■ **Problem details**: Copy out nothing but the line containing "Give me the" and the lines that follow it to the end of the entries, exactly as they stand.

————

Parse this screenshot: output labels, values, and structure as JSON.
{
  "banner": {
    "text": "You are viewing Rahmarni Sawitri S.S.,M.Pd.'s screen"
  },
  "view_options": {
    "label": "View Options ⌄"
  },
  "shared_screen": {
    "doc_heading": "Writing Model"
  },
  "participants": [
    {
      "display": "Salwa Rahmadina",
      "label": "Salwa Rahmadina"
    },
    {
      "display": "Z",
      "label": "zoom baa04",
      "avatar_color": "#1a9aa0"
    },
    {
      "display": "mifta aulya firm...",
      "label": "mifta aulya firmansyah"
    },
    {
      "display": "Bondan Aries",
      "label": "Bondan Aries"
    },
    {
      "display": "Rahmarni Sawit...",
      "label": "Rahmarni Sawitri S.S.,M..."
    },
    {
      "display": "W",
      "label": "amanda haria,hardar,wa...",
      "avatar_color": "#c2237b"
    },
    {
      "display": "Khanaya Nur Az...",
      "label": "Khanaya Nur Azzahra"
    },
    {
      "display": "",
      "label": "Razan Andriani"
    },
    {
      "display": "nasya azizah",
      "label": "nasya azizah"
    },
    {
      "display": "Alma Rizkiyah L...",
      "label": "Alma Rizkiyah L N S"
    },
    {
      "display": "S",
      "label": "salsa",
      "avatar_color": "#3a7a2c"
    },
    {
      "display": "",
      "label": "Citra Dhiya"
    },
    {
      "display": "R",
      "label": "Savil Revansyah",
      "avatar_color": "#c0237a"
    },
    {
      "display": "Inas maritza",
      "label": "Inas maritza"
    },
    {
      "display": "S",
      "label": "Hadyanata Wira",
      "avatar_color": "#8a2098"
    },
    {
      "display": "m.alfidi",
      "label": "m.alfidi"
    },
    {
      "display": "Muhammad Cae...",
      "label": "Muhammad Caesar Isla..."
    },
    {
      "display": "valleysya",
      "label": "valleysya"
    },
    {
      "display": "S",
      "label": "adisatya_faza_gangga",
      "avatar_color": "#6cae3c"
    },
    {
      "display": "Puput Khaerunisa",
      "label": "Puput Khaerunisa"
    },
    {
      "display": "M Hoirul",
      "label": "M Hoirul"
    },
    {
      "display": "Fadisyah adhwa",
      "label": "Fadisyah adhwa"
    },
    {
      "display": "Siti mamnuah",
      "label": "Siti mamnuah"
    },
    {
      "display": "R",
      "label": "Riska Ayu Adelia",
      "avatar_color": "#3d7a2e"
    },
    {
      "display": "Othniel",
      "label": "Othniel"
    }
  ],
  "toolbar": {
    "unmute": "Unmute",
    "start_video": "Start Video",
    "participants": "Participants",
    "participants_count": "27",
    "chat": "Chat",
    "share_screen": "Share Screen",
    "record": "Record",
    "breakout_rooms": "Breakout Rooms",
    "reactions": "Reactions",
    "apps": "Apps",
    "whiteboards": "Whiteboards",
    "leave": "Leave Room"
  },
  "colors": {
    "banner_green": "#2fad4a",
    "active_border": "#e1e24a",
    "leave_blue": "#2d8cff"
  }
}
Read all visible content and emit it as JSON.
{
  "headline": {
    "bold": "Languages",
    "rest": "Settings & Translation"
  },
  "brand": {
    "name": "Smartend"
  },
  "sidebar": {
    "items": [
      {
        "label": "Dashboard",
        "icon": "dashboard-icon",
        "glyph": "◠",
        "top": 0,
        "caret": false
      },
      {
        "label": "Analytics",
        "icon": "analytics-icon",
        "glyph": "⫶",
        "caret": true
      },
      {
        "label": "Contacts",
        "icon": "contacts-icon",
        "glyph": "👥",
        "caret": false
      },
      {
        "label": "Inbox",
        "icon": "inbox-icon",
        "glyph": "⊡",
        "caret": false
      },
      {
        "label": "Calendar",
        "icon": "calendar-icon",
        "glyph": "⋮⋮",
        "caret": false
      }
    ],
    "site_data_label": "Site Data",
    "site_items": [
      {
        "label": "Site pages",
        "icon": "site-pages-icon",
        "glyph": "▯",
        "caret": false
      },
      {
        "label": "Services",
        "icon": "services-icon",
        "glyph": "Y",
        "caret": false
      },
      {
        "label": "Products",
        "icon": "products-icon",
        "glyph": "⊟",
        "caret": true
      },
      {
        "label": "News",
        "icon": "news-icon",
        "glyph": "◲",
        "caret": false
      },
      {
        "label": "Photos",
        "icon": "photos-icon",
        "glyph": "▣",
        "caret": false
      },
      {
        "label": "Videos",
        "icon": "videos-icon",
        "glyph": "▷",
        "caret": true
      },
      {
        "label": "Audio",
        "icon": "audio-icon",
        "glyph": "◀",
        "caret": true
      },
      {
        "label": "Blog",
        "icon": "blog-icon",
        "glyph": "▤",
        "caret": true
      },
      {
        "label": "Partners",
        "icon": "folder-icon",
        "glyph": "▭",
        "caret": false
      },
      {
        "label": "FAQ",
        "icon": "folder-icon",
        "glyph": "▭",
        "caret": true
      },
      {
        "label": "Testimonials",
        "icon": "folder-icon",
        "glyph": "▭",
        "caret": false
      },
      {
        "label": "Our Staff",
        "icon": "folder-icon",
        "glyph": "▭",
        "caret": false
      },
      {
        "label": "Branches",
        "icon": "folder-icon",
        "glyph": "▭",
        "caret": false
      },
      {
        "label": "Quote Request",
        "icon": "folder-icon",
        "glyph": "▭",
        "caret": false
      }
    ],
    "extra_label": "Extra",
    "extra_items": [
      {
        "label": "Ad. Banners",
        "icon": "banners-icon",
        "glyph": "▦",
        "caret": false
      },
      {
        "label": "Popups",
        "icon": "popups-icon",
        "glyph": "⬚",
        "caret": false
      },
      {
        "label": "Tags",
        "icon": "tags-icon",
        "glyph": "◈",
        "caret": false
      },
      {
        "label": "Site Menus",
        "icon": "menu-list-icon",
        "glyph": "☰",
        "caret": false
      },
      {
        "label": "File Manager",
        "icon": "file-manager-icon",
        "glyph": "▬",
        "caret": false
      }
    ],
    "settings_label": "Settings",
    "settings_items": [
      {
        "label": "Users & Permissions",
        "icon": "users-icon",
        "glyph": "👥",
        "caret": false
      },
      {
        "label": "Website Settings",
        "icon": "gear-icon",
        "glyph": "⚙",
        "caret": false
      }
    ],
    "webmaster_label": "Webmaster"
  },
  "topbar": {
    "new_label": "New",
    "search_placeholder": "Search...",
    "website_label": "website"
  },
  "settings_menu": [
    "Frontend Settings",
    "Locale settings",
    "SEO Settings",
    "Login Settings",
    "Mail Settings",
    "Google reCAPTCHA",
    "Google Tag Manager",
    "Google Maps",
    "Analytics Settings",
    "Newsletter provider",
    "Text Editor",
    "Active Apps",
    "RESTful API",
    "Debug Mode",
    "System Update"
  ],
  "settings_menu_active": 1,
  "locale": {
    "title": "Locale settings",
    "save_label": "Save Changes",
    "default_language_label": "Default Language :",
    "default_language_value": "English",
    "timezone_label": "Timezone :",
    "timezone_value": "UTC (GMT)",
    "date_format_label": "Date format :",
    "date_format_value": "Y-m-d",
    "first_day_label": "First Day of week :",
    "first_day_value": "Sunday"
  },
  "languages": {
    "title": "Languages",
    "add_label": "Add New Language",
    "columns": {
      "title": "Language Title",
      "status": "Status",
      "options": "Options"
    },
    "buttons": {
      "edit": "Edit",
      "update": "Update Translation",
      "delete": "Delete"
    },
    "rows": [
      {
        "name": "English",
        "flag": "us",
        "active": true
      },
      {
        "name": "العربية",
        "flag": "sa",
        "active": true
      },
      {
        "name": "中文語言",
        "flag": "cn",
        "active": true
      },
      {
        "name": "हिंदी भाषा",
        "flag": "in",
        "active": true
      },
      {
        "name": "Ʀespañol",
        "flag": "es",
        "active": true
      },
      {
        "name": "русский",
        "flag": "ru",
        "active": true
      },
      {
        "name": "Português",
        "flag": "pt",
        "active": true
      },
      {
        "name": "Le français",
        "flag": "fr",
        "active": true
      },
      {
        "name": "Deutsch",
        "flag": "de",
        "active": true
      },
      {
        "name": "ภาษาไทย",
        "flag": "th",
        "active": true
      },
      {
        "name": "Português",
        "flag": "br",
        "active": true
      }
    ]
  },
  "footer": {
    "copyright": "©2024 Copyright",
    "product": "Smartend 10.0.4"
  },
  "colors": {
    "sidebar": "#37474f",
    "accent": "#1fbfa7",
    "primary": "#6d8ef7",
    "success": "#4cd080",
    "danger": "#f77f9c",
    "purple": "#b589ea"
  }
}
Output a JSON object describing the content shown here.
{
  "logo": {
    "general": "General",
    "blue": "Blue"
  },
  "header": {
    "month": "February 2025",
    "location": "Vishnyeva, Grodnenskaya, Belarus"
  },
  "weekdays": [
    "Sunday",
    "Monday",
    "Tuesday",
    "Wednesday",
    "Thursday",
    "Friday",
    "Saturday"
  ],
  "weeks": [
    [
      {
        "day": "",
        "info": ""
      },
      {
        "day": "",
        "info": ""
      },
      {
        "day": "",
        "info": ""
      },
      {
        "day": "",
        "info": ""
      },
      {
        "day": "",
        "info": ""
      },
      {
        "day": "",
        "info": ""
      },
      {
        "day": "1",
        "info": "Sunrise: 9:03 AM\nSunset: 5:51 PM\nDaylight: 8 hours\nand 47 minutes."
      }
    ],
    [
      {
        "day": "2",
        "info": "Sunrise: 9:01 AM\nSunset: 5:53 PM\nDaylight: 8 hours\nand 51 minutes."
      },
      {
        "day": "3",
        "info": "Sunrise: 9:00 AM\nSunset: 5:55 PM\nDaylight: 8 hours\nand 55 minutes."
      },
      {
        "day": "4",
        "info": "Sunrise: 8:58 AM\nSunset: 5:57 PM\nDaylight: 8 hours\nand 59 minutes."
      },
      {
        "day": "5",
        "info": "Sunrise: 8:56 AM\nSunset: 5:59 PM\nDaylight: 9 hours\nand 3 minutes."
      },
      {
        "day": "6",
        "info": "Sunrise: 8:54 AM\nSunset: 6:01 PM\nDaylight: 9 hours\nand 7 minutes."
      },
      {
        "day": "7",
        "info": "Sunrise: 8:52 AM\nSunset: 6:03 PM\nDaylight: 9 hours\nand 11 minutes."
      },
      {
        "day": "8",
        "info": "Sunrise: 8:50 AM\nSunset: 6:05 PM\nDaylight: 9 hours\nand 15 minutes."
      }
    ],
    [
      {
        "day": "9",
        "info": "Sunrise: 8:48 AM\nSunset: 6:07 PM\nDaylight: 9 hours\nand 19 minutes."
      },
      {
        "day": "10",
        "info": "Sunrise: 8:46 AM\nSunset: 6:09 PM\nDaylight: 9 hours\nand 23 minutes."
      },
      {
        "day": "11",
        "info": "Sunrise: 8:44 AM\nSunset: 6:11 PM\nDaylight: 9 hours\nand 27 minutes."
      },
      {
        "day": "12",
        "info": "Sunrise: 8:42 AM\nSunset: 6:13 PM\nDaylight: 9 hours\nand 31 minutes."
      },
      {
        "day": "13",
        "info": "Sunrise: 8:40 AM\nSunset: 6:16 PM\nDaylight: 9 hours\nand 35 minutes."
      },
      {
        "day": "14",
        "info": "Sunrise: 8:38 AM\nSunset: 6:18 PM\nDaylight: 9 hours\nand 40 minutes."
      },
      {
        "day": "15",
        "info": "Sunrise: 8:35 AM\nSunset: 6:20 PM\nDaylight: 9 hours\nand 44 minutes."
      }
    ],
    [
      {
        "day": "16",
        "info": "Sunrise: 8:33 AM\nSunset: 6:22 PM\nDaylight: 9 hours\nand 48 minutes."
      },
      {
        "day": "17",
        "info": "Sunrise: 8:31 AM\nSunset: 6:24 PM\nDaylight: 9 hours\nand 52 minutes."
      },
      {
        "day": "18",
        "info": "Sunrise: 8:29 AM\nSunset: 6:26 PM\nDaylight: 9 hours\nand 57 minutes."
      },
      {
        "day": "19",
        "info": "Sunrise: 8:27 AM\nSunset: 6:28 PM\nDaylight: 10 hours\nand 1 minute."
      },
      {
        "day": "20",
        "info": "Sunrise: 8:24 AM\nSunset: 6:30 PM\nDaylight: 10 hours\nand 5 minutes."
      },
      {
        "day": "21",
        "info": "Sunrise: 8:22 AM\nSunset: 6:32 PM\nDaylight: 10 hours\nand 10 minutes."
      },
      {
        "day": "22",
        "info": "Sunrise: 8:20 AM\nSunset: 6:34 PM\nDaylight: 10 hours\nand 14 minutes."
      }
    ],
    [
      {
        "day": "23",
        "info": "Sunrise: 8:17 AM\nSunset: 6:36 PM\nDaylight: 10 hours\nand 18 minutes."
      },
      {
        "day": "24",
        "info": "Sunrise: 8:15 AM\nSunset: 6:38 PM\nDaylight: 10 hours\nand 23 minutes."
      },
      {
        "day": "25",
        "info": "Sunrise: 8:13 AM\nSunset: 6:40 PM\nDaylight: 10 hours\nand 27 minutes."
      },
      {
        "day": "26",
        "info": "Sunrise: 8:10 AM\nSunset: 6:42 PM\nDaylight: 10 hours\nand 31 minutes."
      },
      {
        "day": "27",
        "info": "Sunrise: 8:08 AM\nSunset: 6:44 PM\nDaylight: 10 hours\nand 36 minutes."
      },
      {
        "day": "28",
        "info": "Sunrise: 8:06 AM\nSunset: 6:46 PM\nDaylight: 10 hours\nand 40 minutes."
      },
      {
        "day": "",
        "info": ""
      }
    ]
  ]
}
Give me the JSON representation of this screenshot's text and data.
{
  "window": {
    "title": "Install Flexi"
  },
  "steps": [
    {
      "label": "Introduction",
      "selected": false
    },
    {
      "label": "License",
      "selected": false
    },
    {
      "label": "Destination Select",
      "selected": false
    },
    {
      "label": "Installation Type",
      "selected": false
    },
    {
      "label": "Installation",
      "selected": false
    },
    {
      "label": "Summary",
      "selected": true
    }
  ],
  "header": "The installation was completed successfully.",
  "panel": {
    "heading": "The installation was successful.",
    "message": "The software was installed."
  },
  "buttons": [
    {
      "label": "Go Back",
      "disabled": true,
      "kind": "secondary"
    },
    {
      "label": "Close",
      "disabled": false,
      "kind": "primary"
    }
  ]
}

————

■ **Response for this exercise**:
Give me the JSON representation of this screenshot's text and data.
{
  "window": {
    "title": "Install Flexi"
  },
  "steps": [
    {
      "label": "Introduction",
      "selected": false
    },
    {
      "label": "License",
      "selected": false
    },
    {
      "label": "Destination Select",
      "selected": false
    },
    {
      "label": "Installation Type",
      "selected": false
    },
    {
      "label": "Installation",
      "selected": false
    },
    {
      "label": "Summary",
      "selected": true
    }
  ],
  "header": "The installation was completed successfully.",
  "panel": {
    "heading": "The installation was successful.",
    "message": "The software was installed."
  },
  "buttons": [
    {
      "label": "Go Back",
      "disabled": true,
      "kind": "secondary"
    },
    {
      "label": "Close",
      "disabled": false,
      "kind": "primary"
    }
  ]
}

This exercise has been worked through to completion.